December 13, 2013
Millennials And The Fifth Age Of Work

In less than a decade, millennials will outnumber baby boomers in the workforce, and tomorrow’s most successful companies will have learned to leverage both the traits of the new generation, as well as cloud-based technology that is rapidly transforming business practices around the globe.

Anthropologist and business school professor, Andrew Jones, analyzes the impending shift in his new book, The Fifth Age of Work: How Companies Can Redesign Work to Become More Innovative in a Cloud Economy. He builds on the framework first developed by Nigel Nicholson that suggests we’ve had four major work periods:

  • The First Age: the time of hunter-gatherers
  • The Second Age: the time of farmers and artisans
  • The Third Age: the time of the Industrial Revolution
  • The Fourth Age: the time of the information economy

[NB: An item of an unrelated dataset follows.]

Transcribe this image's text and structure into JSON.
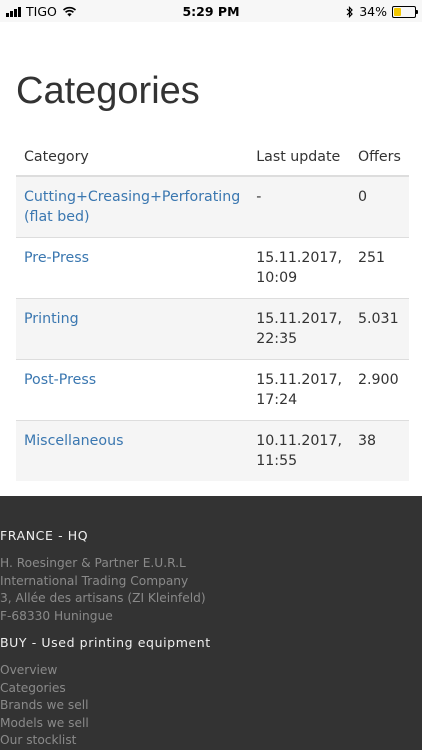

Jones argues that the fifth age was officially marked by the Great Recession of 2008, and ushers in a new business environment that will thrive with cloud-based technologies such as remote storage and retrieval (e.g., Evernote, Dropbox), new communication channels (e.g., Skype, Yammer), and the decentralization of offices and workers.

He describes how the principles of design thinking can lead business executives to new solutions in three distinct areas:

1. New Talent. Instead of hiring MBA graduates from traditional business schools, learn to attract and recruit talent with diverse perspectives, from non-traditional places.

2. Rethinking Workspace. Giving more thought to physical spaces and environments can have a major impact on corporate community, inspiring creativity and enhancing collaboration.

3. Anywhere, Anytime Work. As technology allows more and more flexibility, adopt workplace policies that mirror that freedom, allowing workers to work when and where they work best.

Implementing these changes in large, legacy organizations will be a challenge. Indeed, it may well be impossible for senior, legacy leaders to understand the changes that are taking place and what needs to change internally to survive. Microsoft CEO Steve Ballmer recently came to this very decision, noting that for Microsoft to remake itself for the century ahead, it is best if new leadership with fresh eyes and opinions could replace him.

While the industrial age required command and control structures, the Fifth Age requires leaders who know how to assemble and empower workgroups—flexible communities that can largely self-manage as they work towards their goals. It is the companies that embrace these new principles that will attract the best talent and flourish in the century ahead.

Kevin Kruse is a NY Times bestselling author, speaker and serial entrepreneur. His latest book is Employee Engagement for Everyone.